- [WHAT YOU WILL DO]: All of the entries below need repeating exactly, apart from their images.

(Beginning of PROVIDED ENTRIES)

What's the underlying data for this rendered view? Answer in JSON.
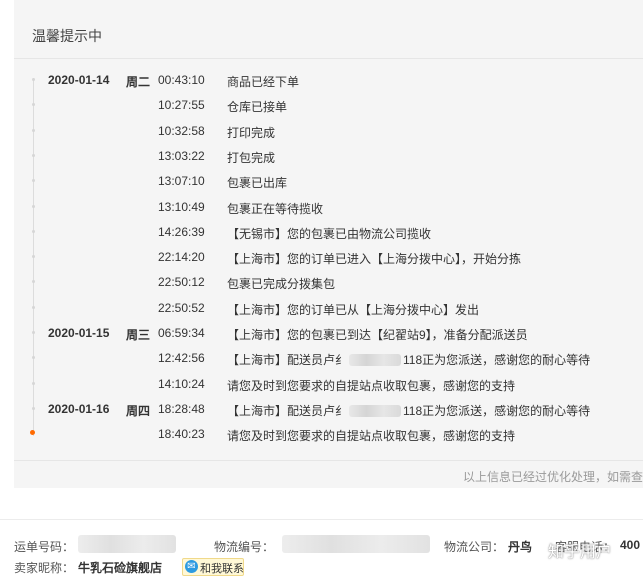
{
  "panel": {
    "title": "温馨提示中",
    "footer_note": "以上信息已经过优化处理，如需查"
  },
  "timeline": [
    {
      "date": "2020-01-14",
      "weekday": "周二",
      "time": "00:43:10",
      "pre": "商品已经下单",
      "post": ""
    },
    {
      "date": "",
      "weekday": "",
      "time": "10:27:55",
      "pre": "仓库已接单",
      "post": ""
    },
    {
      "date": "",
      "weekday": "",
      "time": "10:32:58",
      "pre": "打印完成",
      "post": ""
    },
    {
      "date": "",
      "weekday": "",
      "time": "13:03:22",
      "pre": "打包完成",
      "post": ""
    },
    {
      "date": "",
      "weekday": "",
      "time": "13:07:10",
      "pre": "包裹已出库",
      "post": ""
    },
    {
      "date": "",
      "weekday": "",
      "time": "13:10:49",
      "pre": "包裹正在等待揽收",
      "post": ""
    },
    {
      "date": "",
      "weekday": "",
      "time": "14:26:39",
      "pre": "【无锡市】您的包裹已由物流公司揽收",
      "post": ""
    },
    {
      "date": "",
      "weekday": "",
      "time": "22:14:20",
      "pre": "【上海市】您的订单已进入【上海分拨中心】，开始分拣",
      "post": ""
    },
    {
      "date": "",
      "weekday": "",
      "time": "22:50:12",
      "pre": "包裹已完成分拨集包",
      "post": ""
    },
    {
      "date": "",
      "weekday": "",
      "time": "22:50:52",
      "pre": "【上海市】您的订单已从【上海分拨中心】发出",
      "post": ""
    },
    {
      "date": "2020-01-15",
      "weekday": "周三",
      "time": "06:59:34",
      "pre": "【上海市】您的包裹已到达【纪翟站9】，准备分配派送员",
      "post": ""
    },
    {
      "date": "",
      "weekday": "",
      "time": "12:42:56",
      "pre": "【上海市】配送员卢纟",
      "post": "118正为您派送，感谢您的耐心等待"
    },
    {
      "date": "",
      "weekday": "",
      "time": "14:10:24",
      "pre": "请您及时到您要求的自提站点收取包裹，感谢您的支持",
      "post": ""
    },
    {
      "date": "2020-01-16",
      "weekday": "周四",
      "time": "18:28:48",
      "pre": "【上海市】配送员卢纟",
      "post": "118正为您派送，感谢您的耐心等待"
    },
    {
      "date": "",
      "weekday": "",
      "time": "18:40:23",
      "pre": "请您及时到您要求的自提站点收取包裹，感谢您的支持",
      "post": ""
    }
  ],
  "info": {
    "tracking_label": "运单号码：",
    "logistics_no_label": "物流编号：",
    "company_label": "物流公司：",
    "company_value": "丹鸟",
    "phone_label": "客服电话：",
    "phone_value": "400",
    "seller_label": "卖家昵称：",
    "seller_value": "牛乳石硷旗舰店",
    "contact_label": "和我联系"
  },
  "watermark": "知乎用户",
  "colors": {
    "active_dot": "#ff6a00",
    "panel_bg": "#f5f5f5"
  }
}
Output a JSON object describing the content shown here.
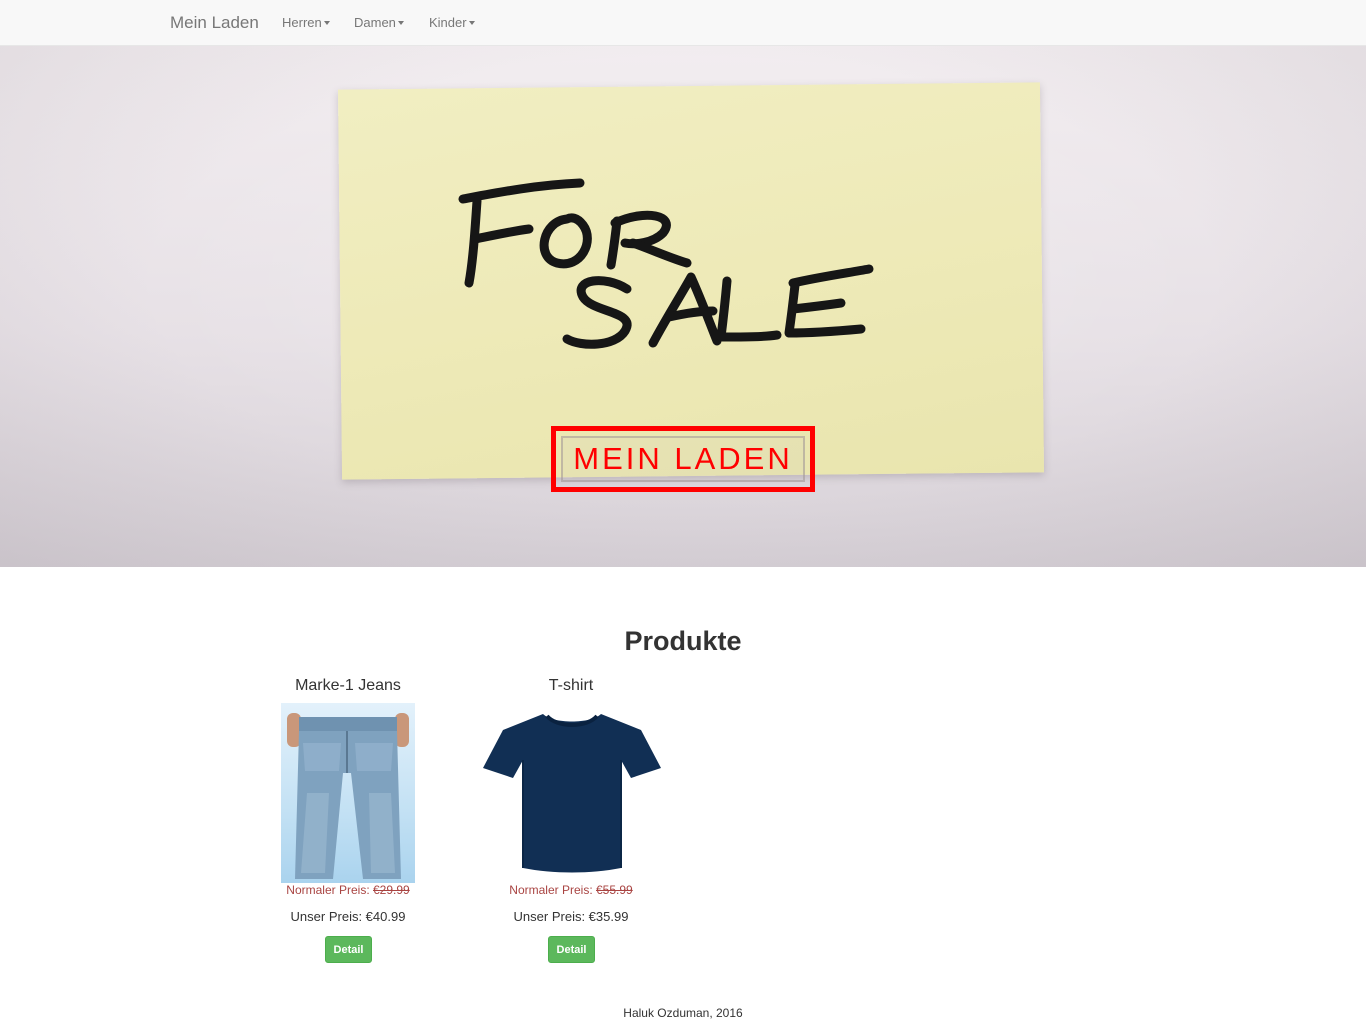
{
  "navbar": {
    "brand": "Mein Laden",
    "menus": [
      {
        "label": "Herren"
      },
      {
        "label": "Damen"
      },
      {
        "label": "Kinder"
      }
    ]
  },
  "hero": {
    "title": "MEIN LADEN",
    "note_text": "FOR SALE"
  },
  "products_section": {
    "title": "Produkte",
    "items": [
      {
        "name": "Marke-1 Jeans",
        "normal_price_label": "Normaler Preis:",
        "normal_price": "€29.99",
        "our_price": "Unser Preis: €40.99",
        "button": "Detail"
      },
      {
        "name": "T-shirt",
        "normal_price_label": "Normaler Preis:",
        "normal_price": "€55.99",
        "our_price": "Unser Preis: €35.99",
        "button": "Detail"
      }
    ]
  },
  "footer": {
    "text": "Haluk Ozduman, 2016"
  },
  "colors": {
    "accent_red": "#ff0000",
    "price_red": "#a94442",
    "button_green": "#5cb85c"
  }
}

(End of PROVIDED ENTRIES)

- [EXERCISE OUTPUT]:
What's the underlying data for this rendered view? Answer in JSON.
{
  "panel": {
    "title": "温馨提示中",
    "footer_note": "以上信息已经过优化处理，如需查"
  },
  "timeline": [
    {
      "date": "2020-01-14",
      "weekday": "周二",
      "time": "00:43:10",
      "pre": "商品已经下单",
      "post": ""
    },
    {
      "date": "",
      "weekday": "",
      "time": "10:27:55",
      "pre": "仓库已接单",
      "post": ""
    },
    {
      "date": "",
      "weekday": "",
      "time": "10:32:58",
      "pre": "打印完成",
      "post": ""
    },
    {
      "date": "",
      "weekday": "",
      "time": "13:03:22",
      "pre": "打包完成",
      "post": ""
    },
    {
      "date": "",
      "weekday": "",
      "time": "13:07:10",
      "pre": "包裹已出库",
      "post": ""
    },
    {
      "date": "",
      "weekday": "",
      "time": "13:10:49",
      "pre": "包裹正在等待揽收",
      "post": ""
    },
    {
      "date": "",
      "weekday": "",
      "time": "14:26:39",
      "pre": "【无锡市】您的包裹已由物流公司揽收",
      "post": ""
    },
    {
      "date": "",
      "weekday": "",
      "time": "22:14:20",
      "pre": "【上海市】您的订单已进入【上海分拨中心】，开始分拣",
      "post": ""
    },
    {
      "date": "",
      "weekday": "",
      "time": "22:50:12",
      "pre": "包裹已完成分拨集包",
      "post": ""
    },
    {
      "date": "",
      "weekday": "",
      "time": "22:50:52",
      "pre": "【上海市】您的订单已从【上海分拨中心】发出",
      "post": ""
    },
    {
      "date": "2020-01-15",
      "weekday": "周三",
      "time": "06:59:34",
      "pre": "【上海市】您的包裹已到达【纪翟站9】，准备分配派送员",
      "post": ""
    },
    {
      "date": "",
      "weekday": "",
      "time": "12:42:56",
      "pre": "【上海市】配送员卢纟",
      "post": "118正为您派送，感谢您的耐心等待"
    },
    {
      "date": "",
      "weekday": "",
      "time": "14:10:24",
      "pre": "请您及时到您要求的自提站点收取包裹，感谢您的支持",
      "post": ""
    },
    {
      "date": "2020-01-16",
      "weekday": "周四",
      "time": "18:28:48",
      "pre": "【上海市】配送员卢纟",
      "post": "118正为您派送，感谢您的耐心等待"
    },
    {
      "date": "",
      "weekday": "",
      "time": "18:40:23",
      "pre": "请您及时到您要求的自提站点收取包裹，感谢您的支持",
      "post": ""
    }
  ],
  "info": {
    "tracking_label": "运单号码：",
    "logistics_no_label": "物流编号：",
    "company_label": "物流公司：",
    "company_value": "丹鸟",
    "phone_label": "客服电话：",
    "phone_value": "400",
    "seller_label": "卖家昵称：",
    "seller_value": "牛乳石硷旗舰店",
    "contact_label": "和我联系"
  },
  "watermark": "知乎用户",
  "colors": {
    "active_dot": "#ff6a00",
    "panel_bg": "#f5f5f5"
  }
}
Output a JSON object describing the content shown here.
{
  "navbar": {
    "brand": "Mein Laden",
    "menus": [
      {
        "label": "Herren"
      },
      {
        "label": "Damen"
      },
      {
        "label": "Kinder"
      }
    ]
  },
  "hero": {
    "title": "MEIN LADEN",
    "note_text": "FOR SALE"
  },
  "products_section": {
    "title": "Produkte",
    "items": [
      {
        "name": "Marke-1 Jeans",
        "normal_price_label": "Normaler Preis:",
        "normal_price": "€29.99",
        "our_price": "Unser Preis: €40.99",
        "button": "Detail"
      },
      {
        "name": "T-shirt",
        "normal_price_label": "Normaler Preis:",
        "normal_price": "€55.99",
        "our_price": "Unser Preis: €35.99",
        "button": "Detail"
      }
    ]
  },
  "footer": {
    "text": "Haluk Ozduman, 2016"
  },
  "colors": {
    "accent_red": "#ff0000",
    "price_red": "#a94442",
    "button_green": "#5cb85c"
  }
}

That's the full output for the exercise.